1922 was the year when the Rhodesian Ridgeback had the breed standard written down. Although the breed at that time was close to extinct and the dogs present ranged in size and look from Bull Terriers to Great Danes, but the Dalmatian standard was used as a template for the Ridgebacks.
The breed origin goes back couple of hundred years in time, though. Dutch colonists brought European dogs to Africa and bred them with native so-called Khoikhoi dogs. The result was a dog who could withstand the African temperature, the various pests that European dogs weren’t resistant against, but also an inborn knowledge of how to navigate the African environs. The ancestors of the Rhodesian Ridgeback were born.
Cornelius van Rooyen from Rhodesia brought Greyhound-like females into a pack of lion-dogs, and found that the offspring excelled at confronting and confounding the king of beasts – the lion, giving the hunter time to sight his rifle and dispatch his prey.

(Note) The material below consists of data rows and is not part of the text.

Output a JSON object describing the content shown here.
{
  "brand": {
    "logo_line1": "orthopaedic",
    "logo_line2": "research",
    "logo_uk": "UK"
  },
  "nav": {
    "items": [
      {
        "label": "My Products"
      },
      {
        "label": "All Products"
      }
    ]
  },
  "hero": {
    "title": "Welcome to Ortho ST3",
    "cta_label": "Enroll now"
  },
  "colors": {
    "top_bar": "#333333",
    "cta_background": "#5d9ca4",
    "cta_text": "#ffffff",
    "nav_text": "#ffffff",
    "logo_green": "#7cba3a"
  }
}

He also discovered that these dogs were amazing at guarding and protecting both humans and property. These dogs were extremely devoted and loyal to their family, and very tolerant to the human children.
The Weimeraner, like so many other breeds, has a human standing behind it. In this case, it was German Grand Duke Karl August who wanted to create the perfect hunting dog to support his sporting interests. The result of his attempts with crossing Bloodhounds with various German and French hunting dogs, is the Weimeraner.
At first, these beautiful dogs were used for big-game hunters – they went after bears, mountain lions and wolves. When the numbers of these decreased, the Weimeraner became an all-around-purpose hunter, pointing and retrieving gamebirds.
The Germans were extremely protective of the Weimeraner for a long time, but eventually, they began appearing in America in the late 1920s. The real interest for the breed took up for real in the 1950s when celebrities began exposing them by their sides. Among those were President Eisenhower, movie star Grace Kelly and photographer/artist William Wegman.
The Rhodesian Ridgeback and the Weimeraner could likely be mistaken for the other, by someone who doesn’t know either very well. At a first glance, they do resemble each other to a high degree. The biggest difference between the two is the ridge along the back of the Rhodesian Ridgeback.
Other than that, both dogs are quite similar in height, reaching to about 27 inches to the shoulder. The Rigdeback is slightly lighter than the Weimeraner with his up to 85 pounds compared to the Weimeraner and his 90 pounds. Both breeds are quite similar in how their bodies look, but the Weimeraner has a slightly more sloping back and deeper chest than the Ridgeback. Both have those adorable floppy ears, but the Ridgeback’s tail tends to be kept low, while the Weimeraner holds his tail proudly in the air.
Both of these glorious hunters are easy to deal with when it comes to grooming. Their coat is short and sheds very little, especially compared to many other breeds. There’s no need for brushing, other than making it a part of a connecting process between you and your dog.
Colour-wise, the Rhodesian Ridgeback come in wheat only, but with different shades of it. The Weimeraner come in blue, gray and silver gray.
Being what they are – hunters, both the Rhodesian Ridgeback and the Weimeraner may not be the easiest dogs to deal with. The Ridgeback has high prey drive and should always be kept on a lead or inside high fences. He can also be both strong-willed, stubborn and is quite independent. For him to thrive as an adult, you need to start socialization and training at a very early age.
The same goes with the Weimeraner. His intelligence is for both good and bad. While he learns very quickly, he doesn’t only learn the good stuff. He also learns everything you don’t intend to teach him, or develops bad habits just because he can. To keep up with him you need to be smart and creative with your training. Make sure your Weimeraner understands what’s in it for him with your training, and you’ll have a much faster progress.
The Rhodesian Ridgeback is known for his independence, his strong will, stubbornness and tough mind. That being said, they are amazing family pets for people who understand how to raise and train these amazing dogs correctly to help them become the glorious dogs they can be. They do have high prey drive, so perhaps it’s wise not to keep smaller pets in the house or close to where your Ridgeback roams.
These are not dogs for everyone. Like most mastiffs, the Rhodesian Ridgeback needs his people to be able to set clear rules, boundaries and limitations, to be firm, kind and patient in their way to live with and train their dog.
The Weimeraner is intelligent and very quick to learn. He’s lively and active and needs lots of physical and mental challenge to thrive. A bored Weimeraner tends to be destructive, and finds ways to utilize his intelligence in ways not at all compatible with what you had in mind.
A Weimeraner is a hunting breed, and while these dogs are both beautiful, intelligent and amazing, they are not a dog for just anyone. It takes a person with deep knowledge of dogs, their behaviour and psychology, dog training – and most importantly, how to be that calm, consistent canine leader that’s needed for dogs like these glorious canines.